Steven Spielberg vows to keep hiring women as producers
- Steven Spielberg, the director and producer of West Side Story, was the star of the Producers Guild of America
- Spielberg is nominated for the PGA's Darryl F. Zanuck Award for outstanding producer of theatrical motion pictures
- The PGA Awards will be handed out beginning at 8 p.m. Saturday.
“The smartest thing I do is hire women, I always will,” Spielberg stated at the PGA nominee panel. For decades, Spielberg’s go-to producers have been female, including Kathleen Kennedy, who now runs Lucasfilm (both Krieger and Kennedy began as his assistants).
During the PGA nominee panel breakfast, the director also stated that 'West Side Story' will be his final musical.
Steven Spielberg, the director and producer of West Side Story, was the star of the Producers Guild of America awards nominee breakfast on Saturday morning, as one producer after another praised him, even though they were all competing for the same prize at Saturday night's award show.

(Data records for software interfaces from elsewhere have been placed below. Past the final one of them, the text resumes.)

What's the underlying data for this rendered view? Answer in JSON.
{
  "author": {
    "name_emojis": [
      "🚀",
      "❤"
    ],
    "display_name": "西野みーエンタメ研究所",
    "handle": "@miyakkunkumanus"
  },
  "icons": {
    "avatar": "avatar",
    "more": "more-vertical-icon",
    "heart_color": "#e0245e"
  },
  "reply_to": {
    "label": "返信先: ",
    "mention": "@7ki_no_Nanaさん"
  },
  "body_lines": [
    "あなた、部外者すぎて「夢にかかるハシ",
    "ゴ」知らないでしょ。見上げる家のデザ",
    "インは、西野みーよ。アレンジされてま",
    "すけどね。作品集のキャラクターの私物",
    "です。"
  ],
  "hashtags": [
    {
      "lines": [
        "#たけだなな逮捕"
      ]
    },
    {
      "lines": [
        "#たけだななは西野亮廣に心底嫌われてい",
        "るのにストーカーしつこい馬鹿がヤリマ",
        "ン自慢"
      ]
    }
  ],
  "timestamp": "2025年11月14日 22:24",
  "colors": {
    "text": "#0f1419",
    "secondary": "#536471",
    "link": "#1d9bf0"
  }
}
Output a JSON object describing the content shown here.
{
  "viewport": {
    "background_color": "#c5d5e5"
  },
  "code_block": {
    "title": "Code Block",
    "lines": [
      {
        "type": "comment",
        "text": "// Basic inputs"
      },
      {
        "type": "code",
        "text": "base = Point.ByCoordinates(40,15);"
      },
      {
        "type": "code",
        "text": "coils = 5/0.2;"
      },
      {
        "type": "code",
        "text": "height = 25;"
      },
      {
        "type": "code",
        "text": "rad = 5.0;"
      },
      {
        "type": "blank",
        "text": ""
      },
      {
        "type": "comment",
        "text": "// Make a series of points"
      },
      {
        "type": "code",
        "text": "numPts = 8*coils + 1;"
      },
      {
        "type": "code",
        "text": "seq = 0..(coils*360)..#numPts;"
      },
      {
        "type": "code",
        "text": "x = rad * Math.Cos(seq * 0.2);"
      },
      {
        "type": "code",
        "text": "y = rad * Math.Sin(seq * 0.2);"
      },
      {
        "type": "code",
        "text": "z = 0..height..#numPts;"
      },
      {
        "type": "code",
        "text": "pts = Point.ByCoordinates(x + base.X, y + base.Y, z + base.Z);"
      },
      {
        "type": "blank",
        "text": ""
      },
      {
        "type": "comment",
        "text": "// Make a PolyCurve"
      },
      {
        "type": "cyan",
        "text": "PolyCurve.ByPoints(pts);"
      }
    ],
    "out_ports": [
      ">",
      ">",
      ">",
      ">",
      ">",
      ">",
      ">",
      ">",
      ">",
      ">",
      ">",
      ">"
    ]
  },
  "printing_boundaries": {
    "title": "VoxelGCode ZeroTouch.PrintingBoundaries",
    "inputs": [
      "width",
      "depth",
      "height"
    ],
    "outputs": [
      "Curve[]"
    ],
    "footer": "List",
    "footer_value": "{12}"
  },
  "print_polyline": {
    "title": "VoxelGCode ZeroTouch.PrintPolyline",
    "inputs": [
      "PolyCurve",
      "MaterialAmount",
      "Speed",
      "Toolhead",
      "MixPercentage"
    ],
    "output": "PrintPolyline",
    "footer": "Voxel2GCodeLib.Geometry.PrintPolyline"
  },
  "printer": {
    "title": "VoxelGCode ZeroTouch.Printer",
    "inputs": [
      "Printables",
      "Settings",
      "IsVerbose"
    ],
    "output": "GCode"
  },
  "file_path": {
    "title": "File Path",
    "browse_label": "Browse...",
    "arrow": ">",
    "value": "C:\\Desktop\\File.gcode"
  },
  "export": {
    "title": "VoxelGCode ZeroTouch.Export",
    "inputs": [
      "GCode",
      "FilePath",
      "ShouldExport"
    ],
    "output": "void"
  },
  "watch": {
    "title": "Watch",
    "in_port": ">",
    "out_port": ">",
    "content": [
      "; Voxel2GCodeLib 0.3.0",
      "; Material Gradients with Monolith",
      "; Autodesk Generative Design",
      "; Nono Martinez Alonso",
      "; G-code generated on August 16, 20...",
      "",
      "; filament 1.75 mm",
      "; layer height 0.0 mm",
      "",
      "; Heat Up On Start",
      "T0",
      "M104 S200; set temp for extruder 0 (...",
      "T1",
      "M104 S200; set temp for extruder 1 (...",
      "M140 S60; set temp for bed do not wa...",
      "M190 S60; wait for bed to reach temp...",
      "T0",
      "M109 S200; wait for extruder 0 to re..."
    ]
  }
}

Spielberg did not disappoint, delivering several memorable tidbits, including the announcement that he will not direct another musical after West Side Story. In terms of production, he and his company, Amblin Entertainment, are hard at work on a musical version of The Color Purple.

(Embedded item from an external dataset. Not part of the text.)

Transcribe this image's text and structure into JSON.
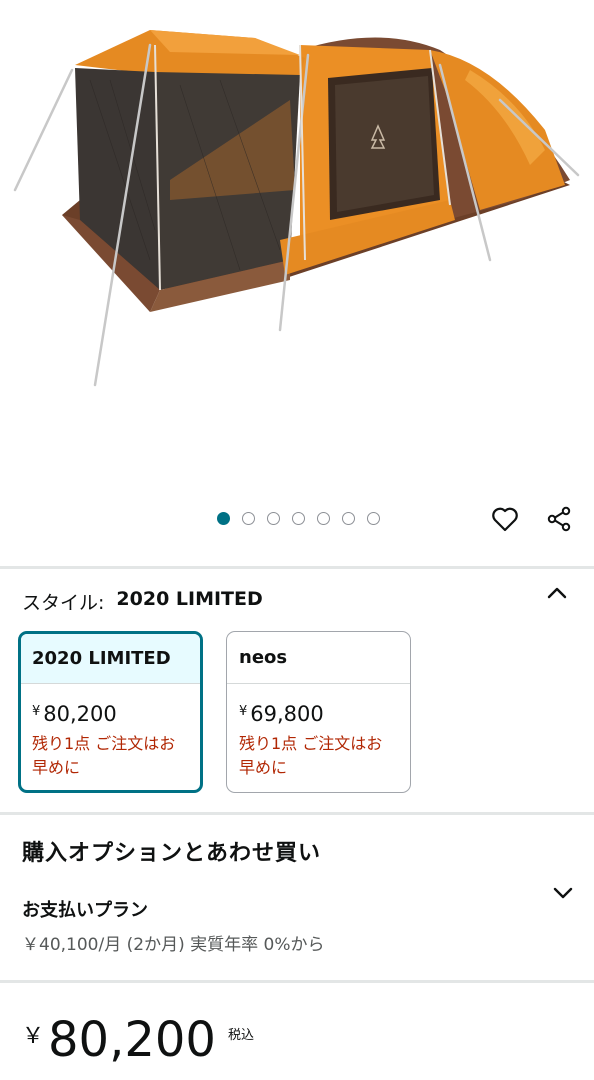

"The worst day of the West Side Story shoot was the last day because I knew I wouldn't direct another musical," said Spielberg, who is nominated for the PGA's Darryl F. Zanuck Award for outstanding producer of theatrical motion pictures with longtime producing partner Kristie Macosko Krieger.

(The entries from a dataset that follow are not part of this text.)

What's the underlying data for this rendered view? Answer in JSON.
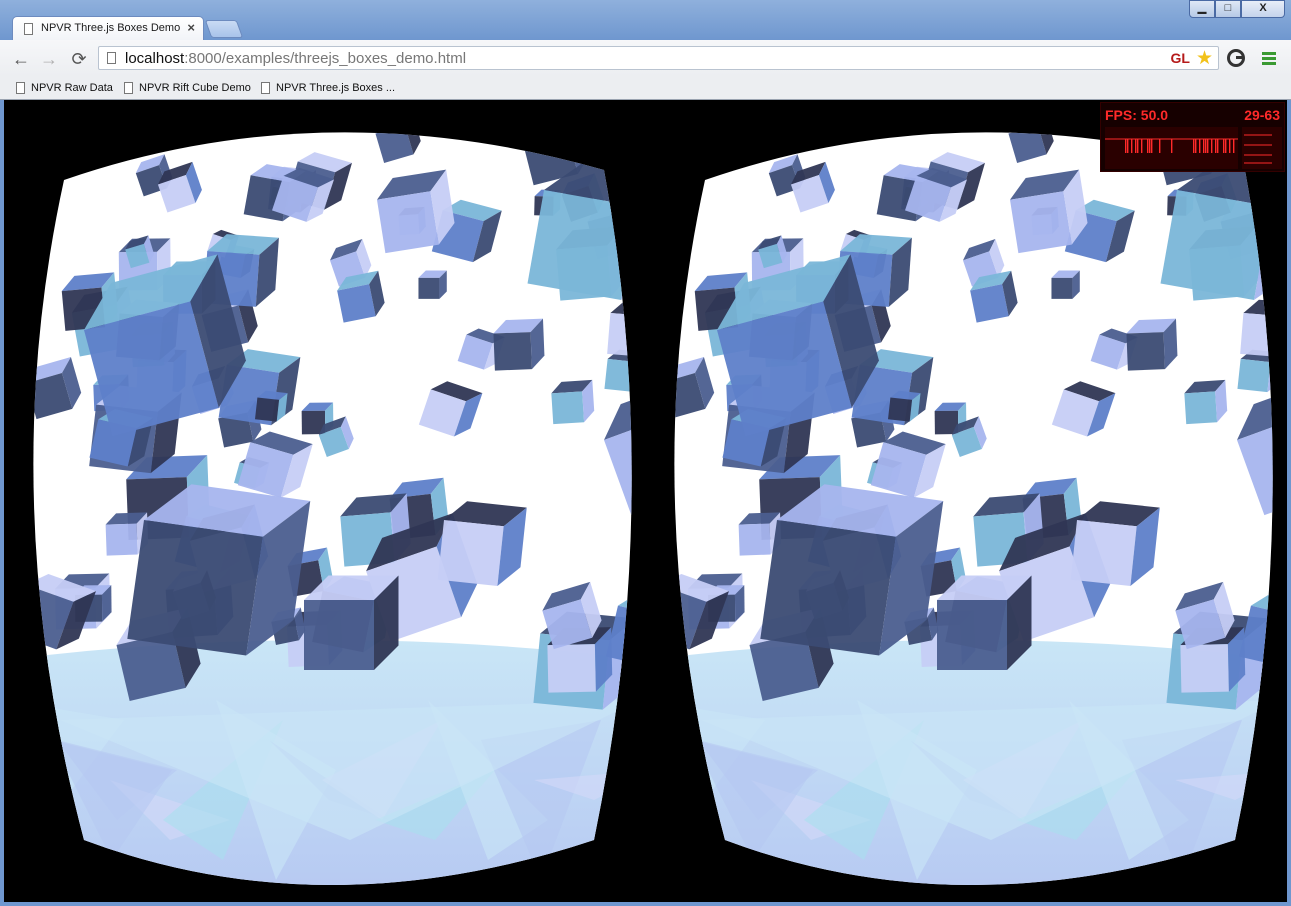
{
  "browser": {
    "tab": {
      "title": "NPVR Three.js Boxes Demo",
      "close_glyph": "×"
    },
    "window_controls": {
      "minimize": "▁",
      "maximize": "□",
      "close": "X"
    },
    "nav": {
      "back": "←",
      "forward": "→",
      "reload": "⟳"
    },
    "address": {
      "host": "localhost",
      "rest": ":8000/examples/threejs_boxes_demo.html"
    },
    "extensions": {
      "gl_badge": "GL",
      "star": "★"
    },
    "bookmarks": [
      {
        "label": "NPVR Raw Data"
      },
      {
        "label": "NPVR Rift Cube Demo"
      },
      {
        "label": "NPVR Three.js Boxes ..."
      }
    ]
  },
  "stats": {
    "fps_text": "FPS: 50.0",
    "range_text": "29-63",
    "color": "#ff2a2a"
  },
  "scene": {
    "background": "#ffffff",
    "cube_palette": [
      "#5e7fc9",
      "#7ab6d8",
      "#3b4b73",
      "#a7b5ee",
      "#4b5e8f",
      "#c6cdf6",
      "#2f3654"
    ],
    "ground_palette": [
      "#c9e6f6",
      "#b6c8f2",
      "#d3d8f8",
      "#a8e0ee"
    ]
  }
}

Krieger, who was unable to attend the breakfast panel at the Skirball Cultural Center hosted by the PGA and presented by The Hollywood Reporter, was repeatedly praised by Spielberg. For decades, Spielberg's go-to producers have been women, such as Kathleen Kennedy, who now runs Lucasfilm (both Krieger and Kennedy began as his assistants).
When recounting a visit to the late Stephen Sondheim in an attempt to create a new West Side Story, the iconic director provided plenty of levity. He claimed that Sondheim's two dogs kept "sniffing at his crotch," but he didn't dare to yank them away. "So I had to put up with these lovely animals for a while," Spielberg explained.
Todd Back (Being the Ricardos), Kenneth Branagh (Belfast), Philippe Rousselet (CODA), Kevin Messick (Don't Look Up), Mary Parent (Dune), Tim White (King Richard), Sarah Murphy (Licorice Pizza), Tanya Seghatchian (The Power of the Dog), and Julie Oh (Tick, Tick...Boom!) were the other PGA nominees on the panel. Messick and Branagh both took part virtually.
Each producer discussed the ups and downs of making their respective films. There are multiple producers on all of the nominated films, but only one can participate in the two-hour PGA breakfast panel.
Given the constraints of the ongoing pandemic, Legendary's Parents stated that no one knew whether Dune would perform well at the box office in the fall of 2021. Despite a day-and-date release on HBO Max, Denis Villeneuve's Dune earned more than $400 million at the global box office. "As a result, we don't appear stupid," Parent explained.
The production veteran also stated that the next Dune will not be a sequel in the traditional sense, but rather Part II of the first film. "Denis always said the film was Part I."
Black and Spielberg also debated whether movie stars are still important. Spielberg began by stating that domestic stars aren't as important as they once were and that international stars are on the rise as a result of various streaming series. That may be true for a Spielberg film, but an "anchor" star is still important, according to Black.
Spielberg agreed that such an anchor is still required for a film, but those lesser-known actors can round out the cast. He then joked, "Squid Game comes along and completely changes the math for all of us." Spielberg then thanked Ted Sarandos of Netflix, who was in the audience to support Don't Look Up and Power of the Dog.
The PGA Awards will be presented at 8 p.m. Saturday.